Spectrophotometric particle counters measure the number and size of inert and biologic particles from a volume of air (and thus enable ‘real-time’ microbiological assessment.) Such systems operate in a similar way to conventional particle counters, which measure inert particles as part of the GMP assessment of cleanrooms (and comply with such cleanroom standards as ISO 14644). Here the instruments count airborne particles by measuring light scattering. The difference with the spectrophotometric counters over traditional counters is that the instruments are capable of determining if the detected particles are biological or inert. Thus the key innovation is that such devices can differentiate between non-viable particles and biological material, which may indicate if microorganisms are present in the sample of air.
The implementation of such technologies is in keeping with the industry and regulatory drive, particularly from the US Food and Drug Administration, for rapid methods and for pharmaceutical manufacturers to utilise the concept of process analytical technology (PAT).
In relation to this cutting edge rapid microbiological method technology, Tim Sandle has written an article for European Pharmaceutical Review.
The reference is:

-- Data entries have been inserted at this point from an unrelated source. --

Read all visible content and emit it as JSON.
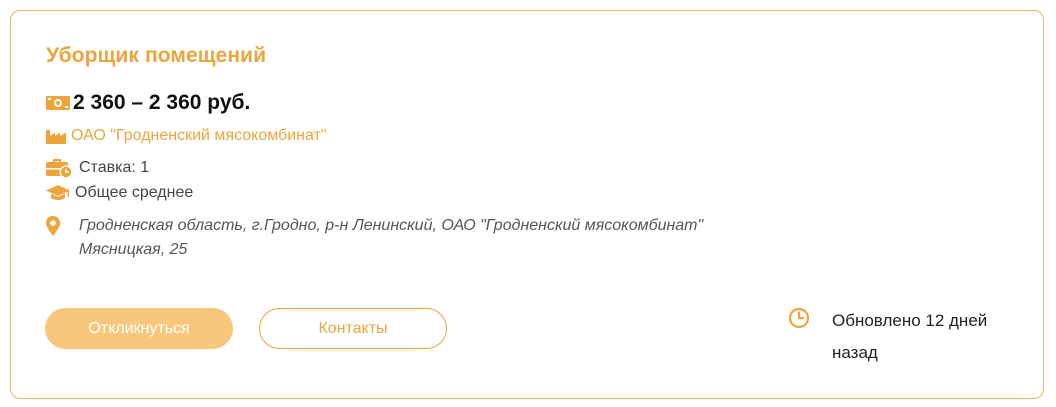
{
  "vacancy": {
    "title": "Уборщик помещений",
    "salary": "2 360 – 2 360 руб.",
    "company": "ОАО \"Гродненский мясокомбинат\"",
    "rate": "Ставка: 1",
    "education": "Общее среднее",
    "address_line1": "Гродненская область, г.Гродно, р-н Ленинский, ОАО \"Гродненский мясокомбинат\"",
    "address_line2": "Мясницкая, 25"
  },
  "actions": {
    "respond_label": "Откликнуться",
    "contacts_label": "Контакты"
  },
  "meta": {
    "updated": "Обновлено 12 дней назад"
  },
  "icons": {
    "salary": "money-icon",
    "company": "factory-icon",
    "rate": "briefcase-clock-icon",
    "education": "graduation-cap-icon",
    "address": "location-pin-icon",
    "updated": "clock-icon"
  },
  "colors": {
    "accent": "#eda43b",
    "border": "#e9b765",
    "button_fill": "#f8c77c",
    "text": "#111111",
    "muted": "#444444"
  }
}
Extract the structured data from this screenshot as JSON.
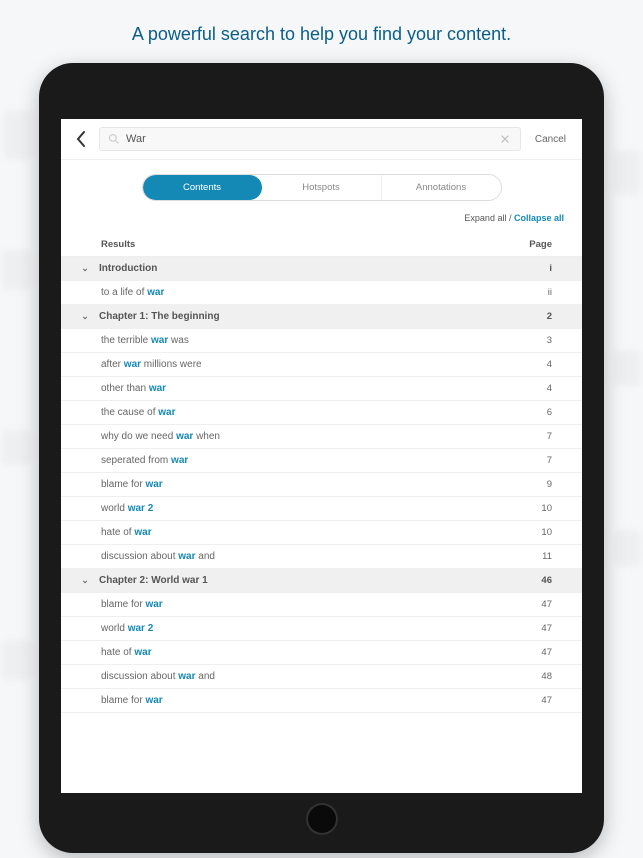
{
  "caption": "A powerful search to help you find your content.",
  "search": {
    "value": "War",
    "cancel": "Cancel"
  },
  "segments": {
    "contents": "Contents",
    "hotspots": "Hotspots",
    "annotations": "Annotations"
  },
  "expand": {
    "expand_all": "Expand all",
    "sep": " / ",
    "collapse_all": "Collapse all"
  },
  "headers": {
    "results": "Results",
    "page": "Page"
  },
  "sections": [
    {
      "title": "Introduction",
      "page": "i",
      "items": [
        {
          "pre": "to a life of ",
          "hl": "war",
          "post": "",
          "page": "ii"
        }
      ]
    },
    {
      "title": "Chapter 1: The beginning",
      "page": "2",
      "items": [
        {
          "pre": "the terrible ",
          "hl": "war",
          "post": " was",
          "page": "3"
        },
        {
          "pre": "after ",
          "hl": "war",
          "post": " millions were",
          "page": "4"
        },
        {
          "pre": "other than ",
          "hl": "war",
          "post": "",
          "page": "4"
        },
        {
          "pre": "the cause of ",
          "hl": "war",
          "post": "",
          "page": "6"
        },
        {
          "pre": "why do we need ",
          "hl": "war",
          "post": " when",
          "page": "7"
        },
        {
          "pre": "seperated from ",
          "hl": "war",
          "post": "",
          "page": "7"
        },
        {
          "pre": "blame for ",
          "hl": "war",
          "post": "",
          "page": "9"
        },
        {
          "pre": "world ",
          "hl": "war 2",
          "post": "",
          "page": "10"
        },
        {
          "pre": "hate of ",
          "hl": "war",
          "post": "",
          "page": "10"
        },
        {
          "pre": "discussion about ",
          "hl": "war",
          "post": " and",
          "page": "11"
        }
      ]
    },
    {
      "title": "Chapter 2: World war 1",
      "page": "46",
      "items": [
        {
          "pre": "blame for ",
          "hl": "war",
          "post": "",
          "page": "47"
        },
        {
          "pre": "world ",
          "hl": "war 2",
          "post": "",
          "page": "47"
        },
        {
          "pre": "hate of ",
          "hl": "war",
          "post": "",
          "page": "47"
        },
        {
          "pre": "discussion about ",
          "hl": "war",
          "post": " and",
          "page": "48"
        },
        {
          "pre": "blame for ",
          "hl": "war",
          "post": "",
          "page": "47"
        }
      ]
    }
  ]
}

Sandle, T. (2015) Real-time biological particle counting in environmental monitoring, European Pharmaceutical Review, Vol. 20, Issue 2, pp39-42
Posted by Tim Sandle